- Spend some time with him in water so that you can gauge his swimming ability.
- Consider a life preserver for your dog if you’re going to be on a boat, even if he knows how to swim. If he hits his head while getting knocked off a boat, the life preserver could save his life.
- Avoid parks and lawns that have been recently sprayed or fertilized. Allow the chemicals time to soak into the turf before allowing your dog access.
Visit the veterinarian if your pup is displaying uncomfortable symptoms like itchy, red, moist or scabbed skin, excessive scratching, coughing, and sneezing. Fleas, mold, flowers, and other potential allergens are common during summer and could cause discomfort to your furry friends. It’s our job as pet parents to understand the signs of allergies and find the right treatment for their symptoms.
If your dog is sensitive to flea bites, consider starting a flea control regimen before the season starts to prevent an infestation.
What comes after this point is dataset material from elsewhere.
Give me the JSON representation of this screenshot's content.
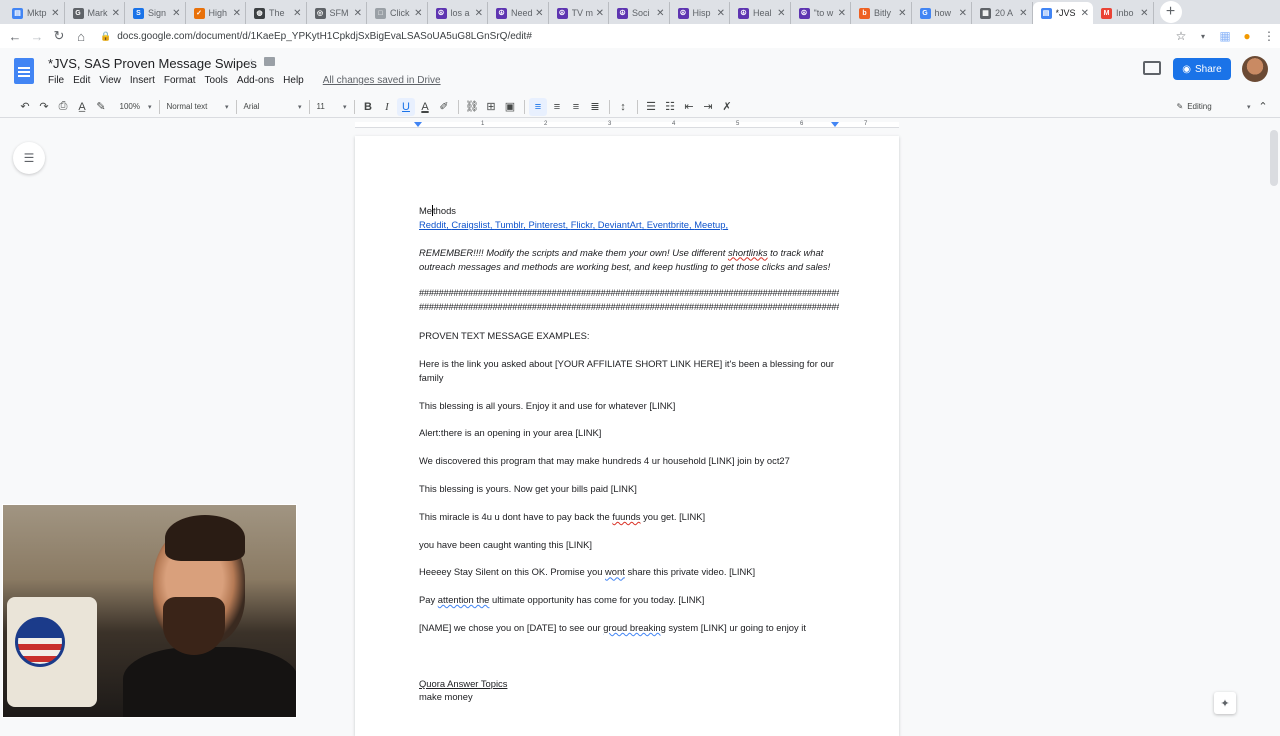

Also, cleaning your pup’s bedding once a week can help get rid of dust, while a weekly bath can help alleviate itchy skin by removing environmental allergens and pollen from your dog’s fur.
- Consider spaying or neutering your dog, especially if he spends time outdoors unsupervised.
- Keep your dog safe inside. The Fourth of July can be enjoyable for kids and adults, but your furry family members may not share the same enthusiasm for the holiday. Loud noises and sudden flashes of fireworks can disorient pets and send them into a scared frenzy. Be sure to keep your dog safe and cozy inside and if possible, surrounded by comforting toys and treats to keep them occupied. You may want to put down some training pads in case your dog gets excited and has an accident. Also, fireworks can be mistaken for sticks, which makes your dog think that they are toys. Keep fireworks out of reach from your pups so they don’t accidentally eat or play with them. Fireworks can cause severe burns, trauma, and are potentially toxic to your furry friends.
- When enjoying a summer barbecue, be sure to keep the grill away from your pup and close the lid whenever possible to ensure they can’t get inside and hurt themselves. Summer brings beautiful weather and lots of outdoor gatherings with barbecues and cozy fires, but be alert, your pup may try to take burning sticks from the fire thinking they are toys. Another potential hazard may be food stuck to barbecues, as your pup could attempt to lick it off the hot surface and burn his mouth.
Canine Heat Stroke
As we head towards the hottest days of summer, it is important to remember that heat stroke is a common occurrence this season and can be a serious threat to our furry loved ones. This is often a result of when dogs are left in a car on a hot day, or when they exercise in the heat without proper hydration. Always remember that a cracked car window is not enough to cool your pet.
Dogs are not as efficient as humans at cooling their body temperature. As a result, they are much more susceptible to overheating and getting heat stroke. Heat stroke can be fatal with brain damage occurring in as little as 15 minutes.
On hot, steamy days keep your dog indoors to ensure he stays cool. Try wetting them thoroughly and providing hydration. If your dog has been in the heat for an extended period of time, keep an eye out for symptoms or signs of canine heat stroke:
- Heavy panting, a rapid heartbeat and glazed eyes
- Dark or bright red tongue and gums
- Thick, sticky saliva
- Excessive thirst
- Lethargy, dizziness and a lack of coordination or signs of weakness
- Diarrhea or vomiting
If your dog shows any of these symptoms, take immediate steps to lower his body temperature and then call your vet. Following these tips could help save your dog’s life:
- Move your dog into the shade.
- Give you dog access to water or let him lick ice cubes.
- Get him wet. Apply wet towels or spray him down. Do not use very cold water which will restrict your dog’s blood flow by slowing down his internal cooling process. Just get him wet.
- Call your vet.